"It shows up whenever there is a substantial price delta between speed grades," said Dean McCarron, principal analyst at Mercury Research. "You see it in Third World countries, the Eastern bloc, Asia...It takes place in the very bottom of the well in North America."

A report in c't states that the remarked chips come in two varieties. With the first type, the part number on the 266-MHz Pentium II has been changed to correspond to the 300-MHz version. The area where the old marks have been removed shimmers, according to the magazine.

In the second variety, the entire chip package has been changed. The "Pentium II" lettering is too small and moved too far down the case on these processors.

If the report proves true, it will mean that remarketers have been able to confound one of the purposes of the Pentium II package. The casing, which contains a hologram, was designed to deter the fraud that became a problem with 486 and Pentium chips.

"It was fairly common with the Pentium," commented Craig Conrad, vice president of marketing at Nexar, a PC manufacturer. Other executives confirmed this observation.

At the moment, the remarked Pentium IIs appear to be a European issue. No one has reported seeing these in North America. However, other irregulars have been occurring.

"We have not yet seen any remarked Pentium IIs. However, we've seen some previously used chips. We've also seen a lot of Pentium Pro processors remarked," said Roland Baker, chief executive officer of Net Express, which makes computer systems for scientific users. With Pentium Pro chips, the remarkers try to pass off 166-MHz versions of the chip for 200-MHz versions of the chip. The remarking is likely occurring because there is a relative shortage of 200-MHz chips, he said.

Remarked chips can be identified through careful inspection, he added. The labeling on legitimate Pentium Pro chips is done in off-white, he said. Remarked chips use a bright white.

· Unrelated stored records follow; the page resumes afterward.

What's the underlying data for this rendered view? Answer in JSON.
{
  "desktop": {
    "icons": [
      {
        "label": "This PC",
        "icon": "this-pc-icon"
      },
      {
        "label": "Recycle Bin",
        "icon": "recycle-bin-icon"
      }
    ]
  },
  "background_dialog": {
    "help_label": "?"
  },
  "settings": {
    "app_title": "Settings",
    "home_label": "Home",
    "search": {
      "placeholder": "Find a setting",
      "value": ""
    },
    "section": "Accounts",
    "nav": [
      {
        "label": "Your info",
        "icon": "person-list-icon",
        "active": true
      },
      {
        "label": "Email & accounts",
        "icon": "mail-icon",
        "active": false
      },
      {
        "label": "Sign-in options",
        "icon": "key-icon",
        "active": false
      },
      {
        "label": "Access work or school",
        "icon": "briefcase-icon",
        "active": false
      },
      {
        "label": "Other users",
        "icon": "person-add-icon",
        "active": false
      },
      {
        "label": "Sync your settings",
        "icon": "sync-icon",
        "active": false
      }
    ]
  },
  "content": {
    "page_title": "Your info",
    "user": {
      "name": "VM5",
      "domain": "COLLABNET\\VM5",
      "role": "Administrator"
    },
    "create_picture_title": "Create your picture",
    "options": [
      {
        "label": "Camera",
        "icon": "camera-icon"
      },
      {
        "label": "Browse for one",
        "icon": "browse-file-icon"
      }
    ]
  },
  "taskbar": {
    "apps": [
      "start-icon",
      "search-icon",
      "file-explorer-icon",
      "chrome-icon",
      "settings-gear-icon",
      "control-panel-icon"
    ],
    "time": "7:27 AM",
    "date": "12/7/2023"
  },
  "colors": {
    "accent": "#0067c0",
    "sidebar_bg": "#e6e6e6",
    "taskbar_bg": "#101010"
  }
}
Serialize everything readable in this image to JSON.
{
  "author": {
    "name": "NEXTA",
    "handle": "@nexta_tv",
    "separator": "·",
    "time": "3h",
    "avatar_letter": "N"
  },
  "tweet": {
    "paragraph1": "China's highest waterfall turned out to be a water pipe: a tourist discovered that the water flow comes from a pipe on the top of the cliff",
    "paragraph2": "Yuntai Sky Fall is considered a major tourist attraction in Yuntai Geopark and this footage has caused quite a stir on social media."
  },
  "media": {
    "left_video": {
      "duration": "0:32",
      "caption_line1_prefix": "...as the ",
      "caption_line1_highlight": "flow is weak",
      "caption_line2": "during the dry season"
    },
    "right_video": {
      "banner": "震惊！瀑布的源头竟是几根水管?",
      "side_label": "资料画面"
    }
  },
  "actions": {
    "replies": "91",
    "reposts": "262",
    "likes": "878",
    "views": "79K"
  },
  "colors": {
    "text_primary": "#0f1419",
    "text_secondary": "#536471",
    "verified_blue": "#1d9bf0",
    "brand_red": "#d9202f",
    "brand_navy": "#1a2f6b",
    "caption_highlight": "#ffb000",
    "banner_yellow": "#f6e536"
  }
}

Computer vendors get around the problem by buying through authorized distributors, he noted.

Intel is an investor in CNET: The Computer Network.